Although the company had been recycling abrasive all along, in 2013 it replaced its original system with a Ward Pro system from WardJet. The Tallmadge, Ohio-based company has had its patented namesake system—the waterjet abrasive recycling dispenser—on the market for more than 10 years. However, recent improvements to the system have increased its efficiency, reduced maintenance requirements and extended the life of consumables, making it much more economical for low-volume abrasive users.
“Before, the real hurdle for smaller sized businesses was the cost of consumables,” says Massara. The top screen, which wears more based on the amount of time the system is operating rather than by the volume of material being processed, is not cheap to replace and it often had a service life of 100 hours or less. “But making some modifications last year increased that. We’re now seeing around 600 hours on that screen, which drops the per-hour costs way down. That makes it feasible for a smaller company that’s not doing 70,000 pounds of abrasives a month.”
The stand-alone Ward Pro system can be operated on an as-needed basis and need not be directly adjacent to the waterjet. The ABB installation uses two hopper tanks, one to supply the actual recycling unit and the other to return liquid to the waterjet tank.
“Debris from the waterjet tank is pumped into the back hopper, and from there into a Ward Pro unit,” Conner says. “Reusable garnet and debris are separated via a vibrating bowl and mesh screen. Small particles fall through the screen and go to the waste hopper. The reusable garnet exits the vibrating bowl and goes into the dryer.”
The dry garnet is added to the waterjet as needed. Meanwhile, scrap and waste material accumulate in the front hopper, from which a closed-loop system returns water to the waterjet tank.
The Ward Pro’s reclamation rate averages about 2 pounds per minute of garnet that is dried and ready to use, according to WardJet production manager Tim Ghrist. “But we have recently done a redesign on our nozzle, which is kind of the heart of the unit. And that is pushing the average output toward 2 1⁄2 pounds per minute.”
The nozzle is located at the bottom of the hopper, into which the mixture of cuttings and abrasive first comes from the waterjet. It’s the nozzle that agitates the waste material and provides a steady feed to the Ward Pro unit.
A key technology
“The waterjet is a very handy item,” says Pauley. “I don’t think you could replace it at this point.”
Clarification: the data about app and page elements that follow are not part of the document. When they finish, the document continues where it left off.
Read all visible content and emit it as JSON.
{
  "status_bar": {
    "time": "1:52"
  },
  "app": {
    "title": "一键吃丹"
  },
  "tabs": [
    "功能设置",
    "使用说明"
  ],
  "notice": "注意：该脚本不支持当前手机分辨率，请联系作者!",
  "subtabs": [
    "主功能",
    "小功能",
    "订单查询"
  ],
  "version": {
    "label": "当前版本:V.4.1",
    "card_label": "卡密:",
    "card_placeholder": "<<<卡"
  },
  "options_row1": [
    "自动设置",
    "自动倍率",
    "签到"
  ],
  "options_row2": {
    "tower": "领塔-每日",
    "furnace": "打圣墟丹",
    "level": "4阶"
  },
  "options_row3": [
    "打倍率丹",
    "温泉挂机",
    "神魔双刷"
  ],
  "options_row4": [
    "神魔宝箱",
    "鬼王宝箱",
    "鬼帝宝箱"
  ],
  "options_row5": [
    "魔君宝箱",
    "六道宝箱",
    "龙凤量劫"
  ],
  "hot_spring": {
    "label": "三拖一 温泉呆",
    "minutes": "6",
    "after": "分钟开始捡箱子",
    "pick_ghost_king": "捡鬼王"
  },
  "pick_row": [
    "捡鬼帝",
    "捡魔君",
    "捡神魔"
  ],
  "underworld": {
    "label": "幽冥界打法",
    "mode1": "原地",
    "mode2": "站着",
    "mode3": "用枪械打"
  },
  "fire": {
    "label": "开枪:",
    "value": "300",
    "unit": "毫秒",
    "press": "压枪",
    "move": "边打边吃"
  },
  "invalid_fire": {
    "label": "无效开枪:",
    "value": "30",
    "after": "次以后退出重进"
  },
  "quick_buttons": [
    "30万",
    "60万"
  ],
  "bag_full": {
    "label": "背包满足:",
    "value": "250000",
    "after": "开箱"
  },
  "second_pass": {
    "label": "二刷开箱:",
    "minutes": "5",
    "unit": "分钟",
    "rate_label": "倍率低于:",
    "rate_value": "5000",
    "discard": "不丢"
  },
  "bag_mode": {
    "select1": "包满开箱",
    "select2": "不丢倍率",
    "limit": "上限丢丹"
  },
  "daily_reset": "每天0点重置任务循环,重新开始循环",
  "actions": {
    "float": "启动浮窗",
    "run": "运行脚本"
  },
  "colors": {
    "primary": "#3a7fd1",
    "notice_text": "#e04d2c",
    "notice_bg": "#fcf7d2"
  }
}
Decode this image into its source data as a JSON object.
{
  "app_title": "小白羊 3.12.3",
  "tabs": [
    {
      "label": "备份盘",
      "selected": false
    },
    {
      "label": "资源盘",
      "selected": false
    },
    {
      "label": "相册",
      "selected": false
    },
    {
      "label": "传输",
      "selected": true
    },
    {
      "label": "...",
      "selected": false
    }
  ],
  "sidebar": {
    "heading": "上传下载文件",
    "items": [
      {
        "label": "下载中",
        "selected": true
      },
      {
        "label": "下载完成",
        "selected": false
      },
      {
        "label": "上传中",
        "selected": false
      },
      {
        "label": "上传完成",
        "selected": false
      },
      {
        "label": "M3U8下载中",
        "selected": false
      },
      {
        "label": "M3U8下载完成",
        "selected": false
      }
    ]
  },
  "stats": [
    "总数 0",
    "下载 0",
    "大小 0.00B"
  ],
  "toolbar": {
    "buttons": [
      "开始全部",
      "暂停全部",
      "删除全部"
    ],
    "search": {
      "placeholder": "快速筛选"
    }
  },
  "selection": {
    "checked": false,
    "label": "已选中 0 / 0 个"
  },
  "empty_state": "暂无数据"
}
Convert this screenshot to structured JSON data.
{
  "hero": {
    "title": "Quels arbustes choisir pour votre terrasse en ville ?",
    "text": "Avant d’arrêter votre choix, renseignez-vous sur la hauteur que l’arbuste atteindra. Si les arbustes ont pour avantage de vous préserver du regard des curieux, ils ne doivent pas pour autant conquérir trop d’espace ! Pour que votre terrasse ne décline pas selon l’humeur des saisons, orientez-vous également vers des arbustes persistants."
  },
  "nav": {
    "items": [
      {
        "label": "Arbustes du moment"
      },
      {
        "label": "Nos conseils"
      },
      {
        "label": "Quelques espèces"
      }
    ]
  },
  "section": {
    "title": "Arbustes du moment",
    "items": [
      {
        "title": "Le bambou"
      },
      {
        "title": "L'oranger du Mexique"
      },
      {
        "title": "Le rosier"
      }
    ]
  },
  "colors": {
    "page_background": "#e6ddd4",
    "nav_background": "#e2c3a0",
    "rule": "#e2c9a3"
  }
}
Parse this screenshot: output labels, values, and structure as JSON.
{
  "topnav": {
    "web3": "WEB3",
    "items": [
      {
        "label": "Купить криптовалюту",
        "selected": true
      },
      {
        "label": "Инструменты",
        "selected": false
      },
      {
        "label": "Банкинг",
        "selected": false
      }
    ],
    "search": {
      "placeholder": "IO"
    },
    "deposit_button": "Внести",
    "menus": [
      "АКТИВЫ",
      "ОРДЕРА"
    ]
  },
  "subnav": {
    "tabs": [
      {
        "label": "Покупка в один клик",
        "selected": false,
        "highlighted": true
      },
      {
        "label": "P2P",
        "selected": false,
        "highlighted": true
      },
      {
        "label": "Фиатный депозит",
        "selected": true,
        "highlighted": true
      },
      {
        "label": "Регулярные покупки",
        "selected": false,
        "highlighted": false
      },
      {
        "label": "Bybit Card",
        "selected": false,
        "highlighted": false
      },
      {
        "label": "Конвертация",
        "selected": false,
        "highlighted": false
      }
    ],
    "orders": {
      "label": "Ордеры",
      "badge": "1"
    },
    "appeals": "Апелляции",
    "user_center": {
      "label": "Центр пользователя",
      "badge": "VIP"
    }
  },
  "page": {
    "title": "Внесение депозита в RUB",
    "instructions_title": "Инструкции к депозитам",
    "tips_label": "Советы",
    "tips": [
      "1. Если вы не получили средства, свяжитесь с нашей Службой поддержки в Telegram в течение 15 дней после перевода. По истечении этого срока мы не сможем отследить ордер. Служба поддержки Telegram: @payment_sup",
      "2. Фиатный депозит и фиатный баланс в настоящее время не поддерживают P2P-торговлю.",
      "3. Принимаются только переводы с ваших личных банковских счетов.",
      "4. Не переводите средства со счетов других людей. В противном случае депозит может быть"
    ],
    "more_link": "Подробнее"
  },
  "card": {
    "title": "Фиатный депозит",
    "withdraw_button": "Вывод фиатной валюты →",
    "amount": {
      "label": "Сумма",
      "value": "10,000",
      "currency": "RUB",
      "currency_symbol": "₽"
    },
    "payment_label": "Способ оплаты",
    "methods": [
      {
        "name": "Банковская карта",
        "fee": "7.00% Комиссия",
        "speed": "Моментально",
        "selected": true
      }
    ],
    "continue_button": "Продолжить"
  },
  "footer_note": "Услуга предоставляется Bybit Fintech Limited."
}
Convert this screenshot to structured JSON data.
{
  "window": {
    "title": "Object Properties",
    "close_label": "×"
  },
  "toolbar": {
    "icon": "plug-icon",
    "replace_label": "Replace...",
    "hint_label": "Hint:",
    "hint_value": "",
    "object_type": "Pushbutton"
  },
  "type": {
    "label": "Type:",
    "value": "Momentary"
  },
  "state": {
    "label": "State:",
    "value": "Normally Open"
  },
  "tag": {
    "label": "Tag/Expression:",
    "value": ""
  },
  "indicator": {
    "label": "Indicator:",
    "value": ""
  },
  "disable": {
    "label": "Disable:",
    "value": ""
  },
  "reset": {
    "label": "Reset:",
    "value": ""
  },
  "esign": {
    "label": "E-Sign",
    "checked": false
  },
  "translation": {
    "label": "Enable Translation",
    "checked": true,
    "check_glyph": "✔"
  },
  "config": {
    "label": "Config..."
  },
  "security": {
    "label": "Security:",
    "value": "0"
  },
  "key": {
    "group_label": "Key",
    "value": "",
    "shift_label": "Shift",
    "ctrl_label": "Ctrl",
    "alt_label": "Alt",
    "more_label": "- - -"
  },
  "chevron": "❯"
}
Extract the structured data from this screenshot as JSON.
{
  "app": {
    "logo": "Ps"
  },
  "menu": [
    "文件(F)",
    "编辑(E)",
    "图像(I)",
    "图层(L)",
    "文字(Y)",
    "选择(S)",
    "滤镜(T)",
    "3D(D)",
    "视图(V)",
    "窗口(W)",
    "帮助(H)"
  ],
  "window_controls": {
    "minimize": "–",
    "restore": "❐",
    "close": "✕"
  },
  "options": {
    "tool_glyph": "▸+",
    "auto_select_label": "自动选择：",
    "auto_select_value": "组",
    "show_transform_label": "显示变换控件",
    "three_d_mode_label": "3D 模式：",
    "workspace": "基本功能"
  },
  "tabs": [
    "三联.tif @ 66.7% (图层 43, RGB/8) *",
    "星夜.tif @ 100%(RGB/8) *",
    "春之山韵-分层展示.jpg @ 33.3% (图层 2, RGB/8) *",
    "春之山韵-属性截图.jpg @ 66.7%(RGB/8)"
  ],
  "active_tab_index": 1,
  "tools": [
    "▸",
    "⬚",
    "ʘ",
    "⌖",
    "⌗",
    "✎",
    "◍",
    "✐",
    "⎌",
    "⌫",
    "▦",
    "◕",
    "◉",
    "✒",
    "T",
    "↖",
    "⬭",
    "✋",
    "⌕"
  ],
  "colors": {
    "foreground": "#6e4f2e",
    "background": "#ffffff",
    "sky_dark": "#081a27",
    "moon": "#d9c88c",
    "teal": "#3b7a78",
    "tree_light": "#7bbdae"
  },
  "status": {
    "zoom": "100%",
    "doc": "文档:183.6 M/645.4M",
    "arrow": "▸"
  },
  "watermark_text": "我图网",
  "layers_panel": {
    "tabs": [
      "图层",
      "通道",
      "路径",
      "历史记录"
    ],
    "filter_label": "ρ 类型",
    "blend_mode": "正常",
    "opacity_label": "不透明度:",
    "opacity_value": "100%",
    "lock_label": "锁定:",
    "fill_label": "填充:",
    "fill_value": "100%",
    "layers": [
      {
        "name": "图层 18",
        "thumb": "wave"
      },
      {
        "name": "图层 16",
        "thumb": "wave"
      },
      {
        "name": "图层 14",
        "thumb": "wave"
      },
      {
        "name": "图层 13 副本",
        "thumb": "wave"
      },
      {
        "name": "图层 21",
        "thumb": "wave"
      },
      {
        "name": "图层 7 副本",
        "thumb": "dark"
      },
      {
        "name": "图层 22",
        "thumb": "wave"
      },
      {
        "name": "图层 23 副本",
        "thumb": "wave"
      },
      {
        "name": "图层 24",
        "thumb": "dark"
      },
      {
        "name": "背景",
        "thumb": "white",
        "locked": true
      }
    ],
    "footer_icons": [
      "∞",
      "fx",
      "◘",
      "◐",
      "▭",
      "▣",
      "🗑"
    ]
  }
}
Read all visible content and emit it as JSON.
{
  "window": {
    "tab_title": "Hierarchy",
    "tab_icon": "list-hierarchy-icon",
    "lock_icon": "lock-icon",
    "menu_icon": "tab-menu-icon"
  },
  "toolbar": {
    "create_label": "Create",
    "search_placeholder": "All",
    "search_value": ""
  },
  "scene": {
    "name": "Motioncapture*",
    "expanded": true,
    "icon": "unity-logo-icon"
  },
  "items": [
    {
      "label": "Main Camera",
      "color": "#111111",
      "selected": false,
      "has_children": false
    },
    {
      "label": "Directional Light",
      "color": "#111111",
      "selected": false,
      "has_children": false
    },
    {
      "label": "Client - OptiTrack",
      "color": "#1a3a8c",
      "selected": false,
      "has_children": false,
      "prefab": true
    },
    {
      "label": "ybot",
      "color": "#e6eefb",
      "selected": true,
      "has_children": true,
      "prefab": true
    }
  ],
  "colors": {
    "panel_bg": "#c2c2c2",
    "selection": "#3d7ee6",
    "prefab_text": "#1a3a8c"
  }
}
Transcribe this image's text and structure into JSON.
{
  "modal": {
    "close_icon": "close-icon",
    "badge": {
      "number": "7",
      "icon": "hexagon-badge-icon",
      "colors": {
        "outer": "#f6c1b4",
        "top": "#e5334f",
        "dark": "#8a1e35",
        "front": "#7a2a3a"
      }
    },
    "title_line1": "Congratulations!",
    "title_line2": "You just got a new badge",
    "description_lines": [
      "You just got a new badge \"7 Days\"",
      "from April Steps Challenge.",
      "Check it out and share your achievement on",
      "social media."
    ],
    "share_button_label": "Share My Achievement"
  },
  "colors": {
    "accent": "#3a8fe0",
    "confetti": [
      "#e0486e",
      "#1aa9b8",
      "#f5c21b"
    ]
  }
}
Although new garnet must be added periodically to replenish the worn down abrasive particles, the Ward Pro typically reclaims more than 50 percent of the abrasive being used.
“We use as much reclaimed garnet as we can,” Pauley says. That sounds like a pretty good plan, and an opportunity as well. MM